··· DATASET EXCERPTS

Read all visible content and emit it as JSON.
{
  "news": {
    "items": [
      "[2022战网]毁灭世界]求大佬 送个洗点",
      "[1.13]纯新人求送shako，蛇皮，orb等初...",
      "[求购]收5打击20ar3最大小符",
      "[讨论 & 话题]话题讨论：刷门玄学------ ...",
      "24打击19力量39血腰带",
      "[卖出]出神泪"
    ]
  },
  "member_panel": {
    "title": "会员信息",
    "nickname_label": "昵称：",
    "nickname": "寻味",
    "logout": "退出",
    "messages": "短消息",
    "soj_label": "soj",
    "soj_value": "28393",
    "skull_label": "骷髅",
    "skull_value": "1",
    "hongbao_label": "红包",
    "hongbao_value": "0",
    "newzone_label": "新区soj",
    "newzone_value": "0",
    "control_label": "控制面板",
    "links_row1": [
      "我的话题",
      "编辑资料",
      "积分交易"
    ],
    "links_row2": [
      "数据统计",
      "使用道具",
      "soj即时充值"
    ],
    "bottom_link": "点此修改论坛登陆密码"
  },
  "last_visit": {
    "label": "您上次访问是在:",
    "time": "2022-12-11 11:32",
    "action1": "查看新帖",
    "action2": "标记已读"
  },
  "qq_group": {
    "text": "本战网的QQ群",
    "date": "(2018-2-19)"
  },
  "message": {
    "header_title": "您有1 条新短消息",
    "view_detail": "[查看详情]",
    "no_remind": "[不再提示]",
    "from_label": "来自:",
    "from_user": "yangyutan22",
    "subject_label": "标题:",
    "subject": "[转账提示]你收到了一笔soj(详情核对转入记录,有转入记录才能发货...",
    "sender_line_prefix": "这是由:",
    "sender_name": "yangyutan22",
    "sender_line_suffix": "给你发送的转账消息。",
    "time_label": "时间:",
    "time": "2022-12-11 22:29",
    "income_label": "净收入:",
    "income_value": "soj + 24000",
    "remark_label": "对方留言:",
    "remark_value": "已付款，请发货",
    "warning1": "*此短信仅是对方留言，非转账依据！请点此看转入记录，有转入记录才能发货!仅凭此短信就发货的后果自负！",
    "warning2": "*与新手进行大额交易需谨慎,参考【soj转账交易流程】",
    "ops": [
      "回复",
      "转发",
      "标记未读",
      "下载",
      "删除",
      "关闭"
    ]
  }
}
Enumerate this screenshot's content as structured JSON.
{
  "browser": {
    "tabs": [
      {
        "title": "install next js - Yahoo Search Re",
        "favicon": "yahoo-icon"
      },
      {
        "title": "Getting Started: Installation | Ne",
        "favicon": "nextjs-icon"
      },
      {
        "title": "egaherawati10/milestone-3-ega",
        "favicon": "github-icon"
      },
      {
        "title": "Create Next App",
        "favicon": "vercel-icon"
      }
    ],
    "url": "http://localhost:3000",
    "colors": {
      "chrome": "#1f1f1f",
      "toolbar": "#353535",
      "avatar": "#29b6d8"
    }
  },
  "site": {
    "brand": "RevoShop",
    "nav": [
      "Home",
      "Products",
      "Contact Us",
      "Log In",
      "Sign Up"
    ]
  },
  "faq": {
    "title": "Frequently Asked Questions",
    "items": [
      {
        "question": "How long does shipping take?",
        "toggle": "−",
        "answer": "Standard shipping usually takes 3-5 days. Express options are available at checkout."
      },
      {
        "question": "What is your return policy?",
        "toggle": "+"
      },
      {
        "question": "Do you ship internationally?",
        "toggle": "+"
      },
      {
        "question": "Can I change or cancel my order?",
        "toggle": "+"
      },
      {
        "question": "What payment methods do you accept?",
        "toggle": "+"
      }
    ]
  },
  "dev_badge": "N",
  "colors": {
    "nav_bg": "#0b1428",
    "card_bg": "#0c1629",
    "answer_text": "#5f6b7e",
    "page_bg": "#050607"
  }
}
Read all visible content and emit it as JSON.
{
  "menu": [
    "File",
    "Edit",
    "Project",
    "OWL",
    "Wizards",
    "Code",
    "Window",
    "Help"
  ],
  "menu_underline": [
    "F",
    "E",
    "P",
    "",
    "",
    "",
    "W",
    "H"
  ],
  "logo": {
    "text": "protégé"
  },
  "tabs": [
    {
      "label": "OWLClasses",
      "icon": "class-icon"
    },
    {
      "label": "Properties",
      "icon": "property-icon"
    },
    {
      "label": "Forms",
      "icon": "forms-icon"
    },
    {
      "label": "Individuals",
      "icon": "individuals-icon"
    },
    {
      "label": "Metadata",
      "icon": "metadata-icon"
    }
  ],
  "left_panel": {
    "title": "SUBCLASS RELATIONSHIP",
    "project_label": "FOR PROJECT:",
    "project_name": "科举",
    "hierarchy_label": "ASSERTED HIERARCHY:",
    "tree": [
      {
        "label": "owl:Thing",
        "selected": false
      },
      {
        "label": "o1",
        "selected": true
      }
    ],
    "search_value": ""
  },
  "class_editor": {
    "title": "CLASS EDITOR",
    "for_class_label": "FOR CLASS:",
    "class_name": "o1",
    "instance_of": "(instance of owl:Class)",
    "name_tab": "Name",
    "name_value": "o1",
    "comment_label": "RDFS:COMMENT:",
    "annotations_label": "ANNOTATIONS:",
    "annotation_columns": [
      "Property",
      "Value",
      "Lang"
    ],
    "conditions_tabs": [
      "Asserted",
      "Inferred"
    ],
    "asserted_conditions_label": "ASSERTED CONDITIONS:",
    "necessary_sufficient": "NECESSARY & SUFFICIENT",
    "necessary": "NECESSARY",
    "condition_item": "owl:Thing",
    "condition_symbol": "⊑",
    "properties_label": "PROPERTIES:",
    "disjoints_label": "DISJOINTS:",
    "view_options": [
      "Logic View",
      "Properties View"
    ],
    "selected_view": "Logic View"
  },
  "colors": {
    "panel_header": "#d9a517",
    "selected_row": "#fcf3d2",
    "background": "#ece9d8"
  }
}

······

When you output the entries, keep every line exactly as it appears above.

* SOLUTION FOR THIS PROBLEM *
Read all visible content and emit it as JSON.
{
  "news": {
    "items": [
      "[2022战网]毁灭世界]求大佬 送个洗点",
      "[1.13]纯新人求送shako，蛇皮，orb等初...",
      "[求购]收5打击20ar3最大小符",
      "[讨论 & 话题]话题讨论：刷门玄学------ ...",
      "24打击19力量39血腰带",
      "[卖出]出神泪"
    ]
  },
  "member_panel": {
    "title": "会员信息",
    "nickname_label": "昵称：",
    "nickname": "寻味",
    "logout": "退出",
    "messages": "短消息",
    "soj_label": "soj",
    "soj_value": "28393",
    "skull_label": "骷髅",
    "skull_value": "1",
    "hongbao_label": "红包",
    "hongbao_value": "0",
    "newzone_label": "新区soj",
    "newzone_value": "0",
    "control_label": "控制面板",
    "links_row1": [
      "我的话题",
      "编辑资料",
      "积分交易"
    ],
    "links_row2": [
      "数据统计",
      "使用道具",
      "soj即时充值"
    ],
    "bottom_link": "点此修改论坛登陆密码"
  },
  "last_visit": {
    "label": "您上次访问是在:",
    "time": "2022-12-11 11:32",
    "action1": "查看新帖",
    "action2": "标记已读"
  },
  "qq_group": {
    "text": "本战网的QQ群",
    "date": "(2018-2-19)"
  },
  "message": {
    "header_title": "您有1 条新短消息",
    "view_detail": "[查看详情]",
    "no_remind": "[不再提示]",
    "from_label": "来自:",
    "from_user": "yangyutan22",
    "subject_label": "标题:",
    "subject": "[转账提示]你收到了一笔soj(详情核对转入记录,有转入记录才能发货...",
    "sender_line_prefix": "这是由:",
    "sender_name": "yangyutan22",
    "sender_line_suffix": "给你发送的转账消息。",
    "time_label": "时间:",
    "time": "2022-12-11 22:29",
    "income_label": "净收入:",
    "income_value": "soj + 24000",
    "remark_label": "对方留言:",
    "remark_value": "已付款，请发货",
    "warning1": "*此短信仅是对方留言，非转账依据！请点此看转入记录，有转入记录才能发货!仅凭此短信就发货的后果自负！",
    "warning2": "*与新手进行大额交易需谨慎,参考【soj转账交易流程】",
    "ops": [
      "回复",
      "转发",
      "标记未读",
      "下载",
      "删除",
      "关闭"
    ]
  }
}
Enumerate this screenshot's content as structured JSON.
{
  "browser": {
    "tabs": [
      {
        "title": "install next js - Yahoo Search Re",
        "favicon": "yahoo-icon"
      },
      {
        "title": "Getting Started: Installation | Ne",
        "favicon": "nextjs-icon"
      },
      {
        "title": "egaherawati10/milestone-3-ega",
        "favicon": "github-icon"
      },
      {
        "title": "Create Next App",
        "favicon": "vercel-icon"
      }
    ],
    "url": "http://localhost:3000",
    "colors": {
      "chrome": "#1f1f1f",
      "toolbar": "#353535",
      "avatar": "#29b6d8"
    }
  },
  "site": {
    "brand": "RevoShop",
    "nav": [
      "Home",
      "Products",
      "Contact Us",
      "Log In",
      "Sign Up"
    ]
  },
  "faq": {
    "title": "Frequently Asked Questions",
    "items": [
      {
        "question": "How long does shipping take?",
        "toggle": "−",
        "answer": "Standard shipping usually takes 3-5 days. Express options are available at checkout."
      },
      {
        "question": "What is your return policy?",
        "toggle": "+"
      },
      {
        "question": "Do you ship internationally?",
        "toggle": "+"
      },
      {
        "question": "Can I change or cancel my order?",
        "toggle": "+"
      },
      {
        "question": "What payment methods do you accept?",
        "toggle": "+"
      }
    ]
  },
  "dev_badge": "N",
  "colors": {
    "nav_bg": "#0b1428",
    "card_bg": "#0c1629",
    "answer_text": "#5f6b7e",
    "page_bg": "#050607"
  }
}
Read all visible content and emit it as JSON.
{
  "menu": [
    "File",
    "Edit",
    "Project",
    "OWL",
    "Wizards",
    "Code",
    "Window",
    "Help"
  ],
  "menu_underline": [
    "F",
    "E",
    "P",
    "",
    "",
    "",
    "W",
    "H"
  ],
  "logo": {
    "text": "protégé"
  },
  "tabs": [
    {
      "label": "OWLClasses",
      "icon": "class-icon"
    },
    {
      "label": "Properties",
      "icon": "property-icon"
    },
    {
      "label": "Forms",
      "icon": "forms-icon"
    },
    {
      "label": "Individuals",
      "icon": "individuals-icon"
    },
    {
      "label": "Metadata",
      "icon": "metadata-icon"
    }
  ],
  "left_panel": {
    "title": "SUBCLASS RELATIONSHIP",
    "project_label": "FOR PROJECT:",
    "project_name": "科举",
    "hierarchy_label": "ASSERTED HIERARCHY:",
    "tree": [
      {
        "label": "owl:Thing",
        "selected": false
      },
      {
        "label": "o1",
        "selected": true
      }
    ],
    "search_value": ""
  },
  "class_editor": {
    "title": "CLASS EDITOR",
    "for_class_label": "FOR CLASS:",
    "class_name": "o1",
    "instance_of": "(instance of owl:Class)",
    "name_tab": "Name",
    "name_value": "o1",
    "comment_label": "RDFS:COMMENT:",
    "annotations_label": "ANNOTATIONS:",
    "annotation_columns": [
      "Property",
      "Value",
      "Lang"
    ],
    "conditions_tabs": [
      "Asserted",
      "Inferred"
    ],
    "asserted_conditions_label": "ASSERTED CONDITIONS:",
    "necessary_sufficient": "NECESSARY & SUFFICIENT",
    "necessary": "NECESSARY",
    "condition_item": "owl:Thing",
    "condition_symbol": "⊑",
    "properties_label": "PROPERTIES:",
    "disjoints_label": "DISJOINTS:",
    "view_options": [
      "Logic View",
      "Properties View"
    ],
    "selected_view": "Logic View"
  },
  "colors": {
    "panel_header": "#d9a517",
    "selected_row": "#fcf3d2",
    "background": "#ece9d8"
  }
}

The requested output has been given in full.